Perhaps. But there are numerous precedents for changing LDS songs that we should consider. I will describe two of them that I noticed myself, the first, which makes what is left of my hair stand on end, and the second, which seems necessary and good.
First, one of my favorite Primary songs used to be titled, “Genealogy, I Am Doing It”, but The Committee for Removing Charm from Primary Songs in Order to Improve Correlation with Church Programs gave it the current title: “Family History, I Am Doing It”. I am not a fan–I still play from my pre-correlated Primary songbook as a mild form of rebellion–but it was done, so there is a precedent.

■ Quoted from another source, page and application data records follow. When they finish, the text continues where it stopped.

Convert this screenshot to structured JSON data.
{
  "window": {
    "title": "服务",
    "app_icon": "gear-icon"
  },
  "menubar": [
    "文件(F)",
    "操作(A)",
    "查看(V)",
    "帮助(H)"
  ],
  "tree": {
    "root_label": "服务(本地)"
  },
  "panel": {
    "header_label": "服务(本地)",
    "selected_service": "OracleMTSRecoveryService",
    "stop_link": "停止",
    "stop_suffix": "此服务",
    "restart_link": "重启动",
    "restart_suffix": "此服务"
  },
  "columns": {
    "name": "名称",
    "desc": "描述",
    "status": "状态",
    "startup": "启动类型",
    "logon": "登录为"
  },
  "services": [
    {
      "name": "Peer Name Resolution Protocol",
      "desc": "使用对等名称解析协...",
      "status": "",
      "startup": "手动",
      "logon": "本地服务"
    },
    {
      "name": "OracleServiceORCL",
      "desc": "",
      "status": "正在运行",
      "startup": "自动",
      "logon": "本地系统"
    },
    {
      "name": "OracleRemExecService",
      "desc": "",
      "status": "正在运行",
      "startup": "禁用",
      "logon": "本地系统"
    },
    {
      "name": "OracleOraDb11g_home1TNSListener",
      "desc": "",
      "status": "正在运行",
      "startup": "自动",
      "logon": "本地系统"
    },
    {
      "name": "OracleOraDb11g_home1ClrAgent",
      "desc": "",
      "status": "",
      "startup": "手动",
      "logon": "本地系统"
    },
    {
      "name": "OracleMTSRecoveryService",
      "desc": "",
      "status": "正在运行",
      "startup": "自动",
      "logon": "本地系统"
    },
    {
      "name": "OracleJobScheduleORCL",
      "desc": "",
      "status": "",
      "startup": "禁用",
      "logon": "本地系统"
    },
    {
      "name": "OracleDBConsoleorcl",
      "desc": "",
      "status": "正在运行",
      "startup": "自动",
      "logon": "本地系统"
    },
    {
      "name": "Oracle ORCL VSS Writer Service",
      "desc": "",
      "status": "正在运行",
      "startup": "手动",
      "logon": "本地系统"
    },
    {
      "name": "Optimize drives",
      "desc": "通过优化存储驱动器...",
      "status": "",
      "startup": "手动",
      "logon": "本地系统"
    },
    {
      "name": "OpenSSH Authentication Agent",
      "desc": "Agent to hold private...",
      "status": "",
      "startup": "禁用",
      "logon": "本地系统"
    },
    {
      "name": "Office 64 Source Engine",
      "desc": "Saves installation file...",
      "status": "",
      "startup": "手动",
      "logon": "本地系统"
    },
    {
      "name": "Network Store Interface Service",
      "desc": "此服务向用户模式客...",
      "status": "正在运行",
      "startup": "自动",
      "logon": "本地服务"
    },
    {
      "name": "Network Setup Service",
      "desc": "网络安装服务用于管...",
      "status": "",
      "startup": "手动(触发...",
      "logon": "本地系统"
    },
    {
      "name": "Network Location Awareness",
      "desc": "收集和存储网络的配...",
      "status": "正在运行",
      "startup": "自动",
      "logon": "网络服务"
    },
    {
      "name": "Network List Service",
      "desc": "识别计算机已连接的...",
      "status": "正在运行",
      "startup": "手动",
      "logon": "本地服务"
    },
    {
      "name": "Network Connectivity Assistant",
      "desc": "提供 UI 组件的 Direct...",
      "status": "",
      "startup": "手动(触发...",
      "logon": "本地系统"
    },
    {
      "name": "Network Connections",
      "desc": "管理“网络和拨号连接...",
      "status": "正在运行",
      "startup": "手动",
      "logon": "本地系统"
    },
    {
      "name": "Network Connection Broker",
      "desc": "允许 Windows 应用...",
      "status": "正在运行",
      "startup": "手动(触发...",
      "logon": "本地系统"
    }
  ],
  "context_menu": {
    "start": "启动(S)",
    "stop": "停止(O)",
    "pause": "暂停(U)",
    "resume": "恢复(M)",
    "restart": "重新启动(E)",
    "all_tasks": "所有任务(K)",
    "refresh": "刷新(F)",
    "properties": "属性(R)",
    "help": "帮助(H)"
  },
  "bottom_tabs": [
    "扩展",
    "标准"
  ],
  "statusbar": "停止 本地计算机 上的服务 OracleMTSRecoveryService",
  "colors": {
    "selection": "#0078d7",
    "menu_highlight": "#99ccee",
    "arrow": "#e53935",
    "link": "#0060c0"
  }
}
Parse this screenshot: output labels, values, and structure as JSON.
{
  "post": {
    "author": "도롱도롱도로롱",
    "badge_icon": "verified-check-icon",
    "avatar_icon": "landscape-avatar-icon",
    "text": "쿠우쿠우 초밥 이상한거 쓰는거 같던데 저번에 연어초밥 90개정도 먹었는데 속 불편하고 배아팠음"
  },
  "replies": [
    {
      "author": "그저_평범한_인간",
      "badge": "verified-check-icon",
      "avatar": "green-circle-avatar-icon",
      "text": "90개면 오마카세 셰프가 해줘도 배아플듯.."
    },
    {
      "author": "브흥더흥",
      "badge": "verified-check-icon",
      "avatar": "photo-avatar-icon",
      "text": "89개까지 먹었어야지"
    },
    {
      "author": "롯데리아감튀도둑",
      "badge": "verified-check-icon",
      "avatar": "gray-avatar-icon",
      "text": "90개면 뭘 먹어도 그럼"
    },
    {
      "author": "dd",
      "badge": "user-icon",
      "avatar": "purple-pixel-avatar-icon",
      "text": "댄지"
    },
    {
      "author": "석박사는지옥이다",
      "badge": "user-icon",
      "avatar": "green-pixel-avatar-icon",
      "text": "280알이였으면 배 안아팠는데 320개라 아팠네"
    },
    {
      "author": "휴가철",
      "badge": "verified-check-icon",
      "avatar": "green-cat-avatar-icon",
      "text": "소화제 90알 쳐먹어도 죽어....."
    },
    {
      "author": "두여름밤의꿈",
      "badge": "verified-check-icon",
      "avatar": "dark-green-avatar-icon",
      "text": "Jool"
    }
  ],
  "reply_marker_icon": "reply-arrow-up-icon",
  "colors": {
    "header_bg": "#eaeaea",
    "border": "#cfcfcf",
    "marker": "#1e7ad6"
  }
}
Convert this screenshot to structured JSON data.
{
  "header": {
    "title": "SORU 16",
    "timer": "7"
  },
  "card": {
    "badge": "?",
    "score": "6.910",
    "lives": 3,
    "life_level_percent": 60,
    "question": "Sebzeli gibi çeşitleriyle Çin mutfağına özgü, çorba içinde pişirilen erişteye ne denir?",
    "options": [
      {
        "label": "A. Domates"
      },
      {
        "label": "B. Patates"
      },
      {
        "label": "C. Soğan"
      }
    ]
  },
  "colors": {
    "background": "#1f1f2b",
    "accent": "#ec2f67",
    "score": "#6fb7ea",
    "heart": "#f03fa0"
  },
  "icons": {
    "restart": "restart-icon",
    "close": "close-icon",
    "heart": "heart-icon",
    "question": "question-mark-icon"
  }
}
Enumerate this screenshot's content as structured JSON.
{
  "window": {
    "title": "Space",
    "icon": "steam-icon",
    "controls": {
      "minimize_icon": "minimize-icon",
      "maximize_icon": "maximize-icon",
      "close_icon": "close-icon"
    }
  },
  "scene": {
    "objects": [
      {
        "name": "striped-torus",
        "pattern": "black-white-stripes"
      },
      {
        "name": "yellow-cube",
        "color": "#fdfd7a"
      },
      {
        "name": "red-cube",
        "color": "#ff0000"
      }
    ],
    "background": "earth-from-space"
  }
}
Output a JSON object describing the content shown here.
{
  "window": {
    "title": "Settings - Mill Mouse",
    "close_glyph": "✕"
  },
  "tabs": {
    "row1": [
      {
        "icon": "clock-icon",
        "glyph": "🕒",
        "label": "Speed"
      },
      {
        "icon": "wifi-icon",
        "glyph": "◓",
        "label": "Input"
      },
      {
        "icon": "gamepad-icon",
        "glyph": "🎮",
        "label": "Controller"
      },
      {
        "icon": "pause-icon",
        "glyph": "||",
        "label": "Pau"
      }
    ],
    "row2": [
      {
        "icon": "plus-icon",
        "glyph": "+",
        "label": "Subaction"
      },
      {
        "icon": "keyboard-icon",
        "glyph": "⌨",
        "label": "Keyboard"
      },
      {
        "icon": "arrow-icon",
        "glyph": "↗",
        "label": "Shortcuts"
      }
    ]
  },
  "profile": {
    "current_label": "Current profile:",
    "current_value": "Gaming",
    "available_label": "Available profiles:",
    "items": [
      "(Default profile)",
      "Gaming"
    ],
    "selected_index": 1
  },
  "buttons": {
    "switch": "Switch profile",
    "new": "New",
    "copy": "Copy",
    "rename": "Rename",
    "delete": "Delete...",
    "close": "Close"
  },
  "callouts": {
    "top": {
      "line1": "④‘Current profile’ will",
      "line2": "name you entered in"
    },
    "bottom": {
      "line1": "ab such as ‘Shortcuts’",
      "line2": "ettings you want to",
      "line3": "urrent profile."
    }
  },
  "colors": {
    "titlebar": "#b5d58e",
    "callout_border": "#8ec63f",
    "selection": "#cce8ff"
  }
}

Second, in the pre-1985 hymnbook the chorus of the hymn, “How Firm a Foundation” used to be, “You who unto Jesus for refuge hath fled,” which sounds fine until you put it with the music and repeat it:
You who unto Jesus, you who unto Jesus, you who unto Jesus for refuge hath fled.
You-hoo! Jesus! Over here!
You can see the problem. So in the 1985 hymnbook it was changed to: “Who unto the Savior for refuge hath fled.” Good call–I can get on board with that change.
While these are two examples I noticed personally, a number of other examples are provided by Douglas Campbell in his wonderful and detailed Dialogue article from 1995: “Sons of God, children of a King” was changed to “Sons and daughters, children of a King”; “Go Forth, My Son” was changed to “Go Forth with Faith”; “…turn the heart of the fathers to the children…” was changed to “…turn your hearts toward your parents…”; and so on. He goes on to chronicle creative and elegant strategies that have been employed in the past to make the hymns more gender-inclusive.
Which simply demonstrates that there is no reason we can’t continue modifying the hymnbook if there is an acknowledged need to do so. And I would say that there is a need to do so. So many Church policies and practices treat women as being invisible–kind of like that old cliche, “Everyone is invited to the meeting, and women can come too.” According to some conceptions of modern Mormonism, Heavenly Father, like Mitt Romney, has binders full of women–a gender rolodex, if you will. It is about time we call women up and invite them to full participation in Mormonism.
Changing the next edition of the hymnbook to be more gender-inclusive would be a small but important step in that direction, and I could see most Mormons, and perhaps most Mormon leaders, being supportive of such changes. A modified hymnbook would not require doctrinal changes, but the impact would be huge because everyone would notice it–we would sing the changes each week, with even bass and tenor voices echoing the inclusiveness. It would be a powerful but subtle statement acknowledging that we have heard women’s voices telling us that some women feel excluded, and that we have taken some steps to better include them. As a move for the Church, it would seem to be low cost and high reward.
I have been told that the Music Committee made a series of additional suggestions for improving gender inclusivity in the 1985 hymnbook, but these were turned down by the General Authorities. Now here we are, nearly 30 years later, and surely a better understanding of the importance of gender-inclusive language has permeated even our Mormon consciousness.
We have been told by church leaders that women are incredible. If this is so, then it is time to demonstrate it through actions, including through changes to our hymnbook. Apparently we love women because of their special natures and abilities. Well then, in the immortal words of Eliza Doolittle:
Don’t talk of stars burning above
If you’re in love show me
Tell me no dreams filled with desire
If you’re on fire show me…
Say one more word and I’ll scream…
Please don’t [mans]”expl’ine”, show me, show me
Don’t wait until wrinkles and lines
Pop out all over my brow
Show me now